EU Data Protection Reform and Hypocrisy

January 24, 2012

When, earlier today, I read Viviane Reding’s stirring {speech about data protection reform:}, I am afraid that I was reminded of the material that I had posted a couple of days ago about the latest version of the draft PNR agreement with the USA. That material concerned an {open letter from the Article 29 Working Party:} highlighting certain deficiencies in the agreement from a data protection perspective. Basically, the Article 29 Working Party thinks the agreement is a crock but its open letter steers away from the sort of language that I was tempted to use when reporting their views. I think a fair summary of the Working Party’s view would be that the agreement sells out millions of EU citizens to the US Department of Homeland Security and merely pretends to honour data protection and privacy concerns.

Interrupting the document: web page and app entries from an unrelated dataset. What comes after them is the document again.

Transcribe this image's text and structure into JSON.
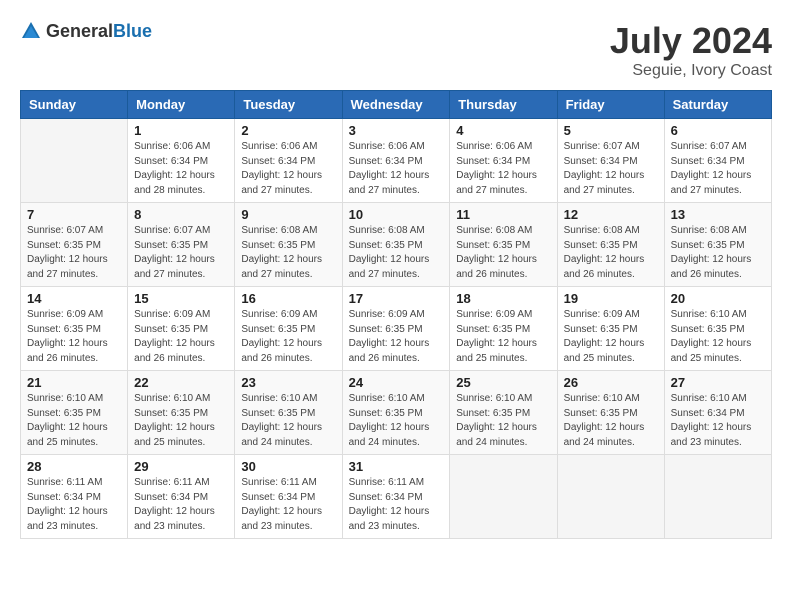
{
  "header": {
    "logo_general": "General",
    "logo_blue": "Blue",
    "month_year": "July 2024",
    "location": "Seguie, Ivory Coast"
  },
  "weekdays": [
    "Sunday",
    "Monday",
    "Tuesday",
    "Wednesday",
    "Thursday",
    "Friday",
    "Saturday"
  ],
  "weeks": [
    [
      {
        "day": "",
        "info": ""
      },
      {
        "day": "1",
        "info": "Sunrise: 6:06 AM\nSunset: 6:34 PM\nDaylight: 12 hours\nand 28 minutes."
      },
      {
        "day": "2",
        "info": "Sunrise: 6:06 AM\nSunset: 6:34 PM\nDaylight: 12 hours\nand 27 minutes."
      },
      {
        "day": "3",
        "info": "Sunrise: 6:06 AM\nSunset: 6:34 PM\nDaylight: 12 hours\nand 27 minutes."
      },
      {
        "day": "4",
        "info": "Sunrise: 6:06 AM\nSunset: 6:34 PM\nDaylight: 12 hours\nand 27 minutes."
      },
      {
        "day": "5",
        "info": "Sunrise: 6:07 AM\nSunset: 6:34 PM\nDaylight: 12 hours\nand 27 minutes."
      },
      {
        "day": "6",
        "info": "Sunrise: 6:07 AM\nSunset: 6:34 PM\nDaylight: 12 hours\nand 27 minutes."
      }
    ],
    [
      {
        "day": "7",
        "info": "Sunrise: 6:07 AM\nSunset: 6:35 PM\nDaylight: 12 hours\nand 27 minutes."
      },
      {
        "day": "8",
        "info": "Sunrise: 6:07 AM\nSunset: 6:35 PM\nDaylight: 12 hours\nand 27 minutes."
      },
      {
        "day": "9",
        "info": "Sunrise: 6:08 AM\nSunset: 6:35 PM\nDaylight: 12 hours\nand 27 minutes."
      },
      {
        "day": "10",
        "info": "Sunrise: 6:08 AM\nSunset: 6:35 PM\nDaylight: 12 hours\nand 27 minutes."
      },
      {
        "day": "11",
        "info": "Sunrise: 6:08 AM\nSunset: 6:35 PM\nDaylight: 12 hours\nand 26 minutes."
      },
      {
        "day": "12",
        "info": "Sunrise: 6:08 AM\nSunset: 6:35 PM\nDaylight: 12 hours\nand 26 minutes."
      },
      {
        "day": "13",
        "info": "Sunrise: 6:08 AM\nSunset: 6:35 PM\nDaylight: 12 hours\nand 26 minutes."
      }
    ],
    [
      {
        "day": "14",
        "info": "Sunrise: 6:09 AM\nSunset: 6:35 PM\nDaylight: 12 hours\nand 26 minutes."
      },
      {
        "day": "15",
        "info": "Sunrise: 6:09 AM\nSunset: 6:35 PM\nDaylight: 12 hours\nand 26 minutes."
      },
      {
        "day": "16",
        "info": "Sunrise: 6:09 AM\nSunset: 6:35 PM\nDaylight: 12 hours\nand 26 minutes."
      },
      {
        "day": "17",
        "info": "Sunrise: 6:09 AM\nSunset: 6:35 PM\nDaylight: 12 hours\nand 26 minutes."
      },
      {
        "day": "18",
        "info": "Sunrise: 6:09 AM\nSunset: 6:35 PM\nDaylight: 12 hours\nand 25 minutes."
      },
      {
        "day": "19",
        "info": "Sunrise: 6:09 AM\nSunset: 6:35 PM\nDaylight: 12 hours\nand 25 minutes."
      },
      {
        "day": "20",
        "info": "Sunrise: 6:10 AM\nSunset: 6:35 PM\nDaylight: 12 hours\nand 25 minutes."
      }
    ],
    [
      {
        "day": "21",
        "info": "Sunrise: 6:10 AM\nSunset: 6:35 PM\nDaylight: 12 hours\nand 25 minutes."
      },
      {
        "day": "22",
        "info": "Sunrise: 6:10 AM\nSunset: 6:35 PM\nDaylight: 12 hours\nand 25 minutes."
      },
      {
        "day": "23",
        "info": "Sunrise: 6:10 AM\nSunset: 6:35 PM\nDaylight: 12 hours\nand 24 minutes."
      },
      {
        "day": "24",
        "info": "Sunrise: 6:10 AM\nSunset: 6:35 PM\nDaylight: 12 hours\nand 24 minutes."
      },
      {
        "day": "25",
        "info": "Sunrise: 6:10 AM\nSunset: 6:35 PM\nDaylight: 12 hours\nand 24 minutes."
      },
      {
        "day": "26",
        "info": "Sunrise: 6:10 AM\nSunset: 6:35 PM\nDaylight: 12 hours\nand 24 minutes."
      },
      {
        "day": "27",
        "info": "Sunrise: 6:10 AM\nSunset: 6:34 PM\nDaylight: 12 hours\nand 23 minutes."
      }
    ],
    [
      {
        "day": "28",
        "info": "Sunrise: 6:11 AM\nSunset: 6:34 PM\nDaylight: 12 hours\nand 23 minutes."
      },
      {
        "day": "29",
        "info": "Sunrise: 6:11 AM\nSunset: 6:34 PM\nDaylight: 12 hours\nand 23 minutes."
      },
      {
        "day": "30",
        "info": "Sunrise: 6:11 AM\nSunset: 6:34 PM\nDaylight: 12 hours\nand 23 minutes."
      },
      {
        "day": "31",
        "info": "Sunrise: 6:11 AM\nSunset: 6:34 PM\nDaylight: 12 hours\nand 23 minutes."
      },
      {
        "day": "",
        "info": ""
      },
      {
        "day": "",
        "info": ""
      },
      {
        "day": "",
        "info": ""
      }
    ]
  ]
}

When one part of the European Commission is busy telling us about the importance of paying due regard to the privacy rights of EU citizens (and they will be very busy indeed tomorrow when the DP reform plans are launched) and another part is taking no notice, it looks a lot like hypocrisy. To be fair, in a world where {even the right hand of Paul Daniels does not know what his left hand is doing:}, there is the possibility that some part of the European Commission just hasn’t got the message. But hypocrisy is a better bet.

The EU and hypocrisy both get rather a bad press. I am not an EU basher. In the field of IT law, the Commission has, in my view, a better record than the UK government. That’s especially the case on the competition side but I think it is true too of data protection, where Commissioner’s have generally taken a principled approach. But then I am not here to condemn hypocrisy too strongly either – no parent could live without healthy doses of it and it can be irresistibly attractive. I have not been frightened to embrace it from time to time.

But there is a time and place for hypocrisy. Wouldn’t it be nice if Ms Reding laid great emphasis tomorrow on how all organs of the state, including the Commission, must set an example to the Googles and Amazons of this world? She might acknowledge that the State cannot be trusted and declare it her personal mission to reinvestigate the PNR agreements (all of them). She might promise to add her weight to the too-polite protests of the Article 29 Working Party.

I can dream. And much good will it do me.